WHY AM I BLOGGING?
From speaking to various communication officers, blogs like mine can create a significant security risk.In the passed humanitarian workers have been arrested in there attempts to speak out about various acts of violence and political controversy.In addition, I am also concerned about exploiting the population I work with by using their troubled lives for gross pictures, emotional reactions, and my hobby. The purpose of this blog is to put meaning to a challenging experience, to put a face to the MSF experience, provide an anecdotal perspective on living in troubled areas of the Sudan, and to communicate with people where only satellite communication exists.I want to speak about the small things in my daily life: the food, the bugs, daily if of community members.Furthermore, we all need reminders that the people of Sudan are people too… not just pictures on the news.Although it is disclaimed that this blog is an individual opinion; it still needs to represent the collective MSF image and vision.

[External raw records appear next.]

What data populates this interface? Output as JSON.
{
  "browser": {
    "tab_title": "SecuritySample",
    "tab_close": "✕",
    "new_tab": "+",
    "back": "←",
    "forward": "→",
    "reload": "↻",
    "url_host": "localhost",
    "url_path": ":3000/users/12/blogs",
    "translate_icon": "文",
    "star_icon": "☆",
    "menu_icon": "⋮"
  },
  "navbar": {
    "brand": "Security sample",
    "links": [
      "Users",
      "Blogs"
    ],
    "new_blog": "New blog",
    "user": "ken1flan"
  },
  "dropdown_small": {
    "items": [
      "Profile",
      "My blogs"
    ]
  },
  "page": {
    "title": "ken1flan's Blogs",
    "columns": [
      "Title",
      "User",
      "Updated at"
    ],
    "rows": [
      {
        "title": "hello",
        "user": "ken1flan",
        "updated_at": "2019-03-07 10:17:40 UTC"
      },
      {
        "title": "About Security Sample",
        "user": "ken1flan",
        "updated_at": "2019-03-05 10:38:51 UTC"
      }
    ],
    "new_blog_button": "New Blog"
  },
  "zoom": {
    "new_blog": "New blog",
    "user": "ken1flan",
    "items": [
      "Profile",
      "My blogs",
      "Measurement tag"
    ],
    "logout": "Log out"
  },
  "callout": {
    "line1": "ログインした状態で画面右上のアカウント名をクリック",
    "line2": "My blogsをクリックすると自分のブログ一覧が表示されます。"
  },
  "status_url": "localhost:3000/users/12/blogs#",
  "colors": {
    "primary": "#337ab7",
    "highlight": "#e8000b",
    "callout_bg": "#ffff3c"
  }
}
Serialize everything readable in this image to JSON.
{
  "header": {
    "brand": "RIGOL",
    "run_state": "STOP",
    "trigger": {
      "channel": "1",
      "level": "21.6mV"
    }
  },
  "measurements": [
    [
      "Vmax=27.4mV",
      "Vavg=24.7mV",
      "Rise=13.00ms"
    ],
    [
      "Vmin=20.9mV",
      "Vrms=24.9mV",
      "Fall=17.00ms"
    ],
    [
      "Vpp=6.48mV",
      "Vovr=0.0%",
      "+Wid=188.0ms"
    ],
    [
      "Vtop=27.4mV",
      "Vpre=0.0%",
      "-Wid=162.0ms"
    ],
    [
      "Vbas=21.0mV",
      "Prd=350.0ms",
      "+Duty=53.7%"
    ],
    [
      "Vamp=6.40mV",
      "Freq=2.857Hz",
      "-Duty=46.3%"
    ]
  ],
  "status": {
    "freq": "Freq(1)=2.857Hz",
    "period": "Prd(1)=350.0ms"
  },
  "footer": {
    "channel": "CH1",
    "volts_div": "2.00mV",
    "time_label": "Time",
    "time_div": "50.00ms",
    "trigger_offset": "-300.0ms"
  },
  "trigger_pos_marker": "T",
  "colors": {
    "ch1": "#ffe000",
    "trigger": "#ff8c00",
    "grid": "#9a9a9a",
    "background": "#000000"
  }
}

So tomorrow I am off to Khartoum, Sudan. I hope to provide more contextual information from Khartoum, after I explore what is safe to share. Right now I a very sleepy and quite frankly “spun out”. I better do some reading.